  2. Batman #238(01/72) I mentioned earlier that DC experimented with the 100-page format at this time, and this is a prime example. During the 1960's, Batman was a title that would normally become an 80-Page Giant issue twice a year, and a 64-page Giant by the end of 1969. The last Giant Batman was #233(07-08/71)/#G-85. The "Bigger And Better" format ran from #234(08/71)- #242(06/72), except for #238. Just like the majority of the 80-pagers from the 1960's, this carried an alternate title/number. It was DC 100-Page Super Spectacular #DC-8. Unlike them, it had a wraparound cover, one by Neal Adams and Dick Giordano, featuring the many characters inside with the Doom Patrol standing (or sitting, in Niles' case) prominently on the front.
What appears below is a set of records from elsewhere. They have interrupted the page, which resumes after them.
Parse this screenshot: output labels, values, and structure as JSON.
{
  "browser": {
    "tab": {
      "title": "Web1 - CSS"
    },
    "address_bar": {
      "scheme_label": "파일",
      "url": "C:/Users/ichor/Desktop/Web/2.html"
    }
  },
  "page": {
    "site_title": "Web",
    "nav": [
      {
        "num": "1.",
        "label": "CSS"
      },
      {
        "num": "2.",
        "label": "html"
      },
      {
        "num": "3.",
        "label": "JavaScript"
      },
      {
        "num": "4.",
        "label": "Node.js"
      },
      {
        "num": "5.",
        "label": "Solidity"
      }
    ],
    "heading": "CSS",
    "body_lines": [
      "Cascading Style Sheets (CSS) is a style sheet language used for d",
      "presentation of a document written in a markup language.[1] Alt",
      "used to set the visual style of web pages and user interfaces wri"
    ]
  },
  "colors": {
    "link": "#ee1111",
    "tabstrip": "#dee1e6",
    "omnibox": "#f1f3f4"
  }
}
Oddly, each of the characters (or groups, for the DP and LSH) are identified on the cover by their names in small, white block letters. It was an example of DC's subconscious identity crisis at this time. They knew better than anyone that covers sold comics, yet the characters on the cover are named, almost as if they expected the reader to simultaneously not know who they were and shell out more money than usual for them. Among other things, this issue reprinted the first DP story from My Greatest Adventure #80(06/63) in its entirety.

  3. The Brave And The Bold #102(06-07/72) This was the last "Bigger And Better" format issue for this title. The new, lead story teamed Batman with the Teen Titans, including Mal Duncan. Mal would join the DP as Vox more than thirty years later. The reprint back-up story combines two DP back-ups: "Robotman-- Wanted Dead Or Alive" (originally 8pp) from Doom Patrol #100(12/65) and "The Robot-Maker Must Die" (originally 10pp) from Doom Patrol #105(08/66). These two are combined to form a 14-page story with the editor's code B-1380. The editor for this issue was Murray Boltinoff, who also edited the Original Period Doom Patrol.

.....The next section focuses on the temporary revival of the Doom Patrol series.